A very popular dish during the Dragon Boat Festival is zongzi. This tasty dish consists of rice dumplings with meat, peanuts, egg yolks or other fillings wrapped in reed leaves. The tradition of zongzi is meant to remind us of village fishermen scattering rice across the water of the Miluo River in order to appease the river dragons and fish so that they would not devour Qu Yuan.
It is said that you will be lucky in the coming year if you can balance an egg upright during the Dragon Boat Festival. The egg balancing competition will be held at noon in many places.
Hanging auspicious leaves
The fifth lunar month is marked as a "poisonous" month in the Chinese farmer's calendar. This is because insects and pests are active during this summer month and people are more prone to catch infectious diseases.

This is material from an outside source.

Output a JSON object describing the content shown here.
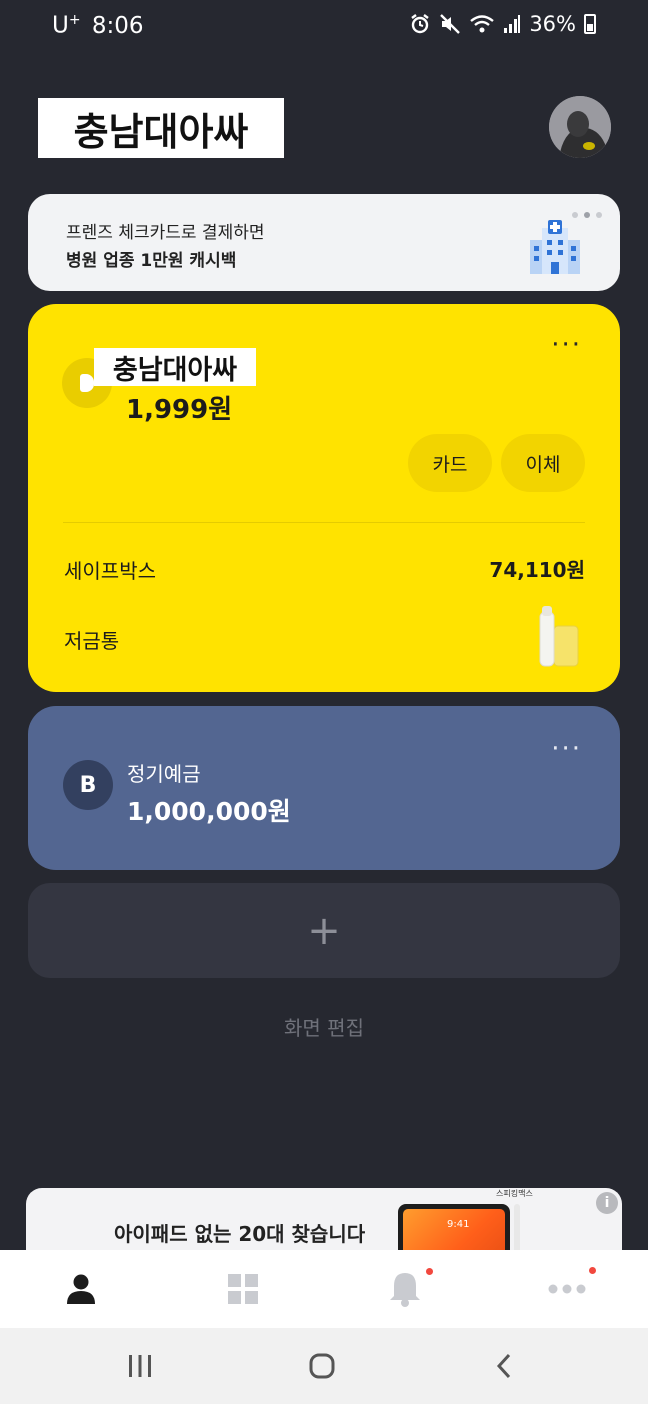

During the Dragon Boat Festival, Chinese put mugwort leaves and calamus on the doors or windows to repel insects, flies, fleas and moths from the house. Those leaves have curative properties and can prevent an epidemic.
Wearing scented sachets
On the Dragon Boat Festival, children normally wear scented sachets threaded with five-color silk string to ward off evil. A scented sachet is an ornament worn on the front of the dress. The sweet-smelling sachet contains cinnabar, realgar and aromatic herbs.
It is usually wrapped in a silk cloth and sometimes embroidered with exquisite patterns. Multicolor silk threads are attached to the sachet as decorative tassels. In some areas of China, a scented sachet is also used as a token between young lovers.
Hanging an image of Zhong Kui
Zhong Kui is a famous exorcist. His picture, a fierce-looking male brandishing a magic sword, is hung in Chinese houses in order to scare away evil spirits and demons, especially during the Dragon Boat Festival.
Tying five-color silk string
According to folklore, tying five-color silk string around wrists, ankles and the neck protects children from evil. Five-color string holds a special significance in China, as it is thought to contain magical and healing properties. Children are not permitted to speak while their parents tie the five-color string for them, nor are they allowed to remove it until the specified time. Only after the first summer rainfall can the children throw the string into the river. This is thought to protect children from the plague and other diseases.
Driving away the five poisonous pests
According to Chinese custom, the "double fifth" is the hottest day of the month, when all the poisonous vapors are in the air, so every attempt is made to harmonize yin and yang so that danger and disease can be avoided.
It is believed that five kinds of poisonous pests would harm children's health, including a snake, centipede, scorpion, lizard, toad and sometimes spider. People will cut colorful silk into patterns of these five pests or paint them on red paper, and then paste the silk or red paper on the doors or walls of the bedroom, each impaled by a needle.
The five pests are also often embroidered on clothing, stamped on cakes, engraved on accessories and used for decorations. They are believed to have the power to drive away all pests and pestilence.
(Source: China Daily)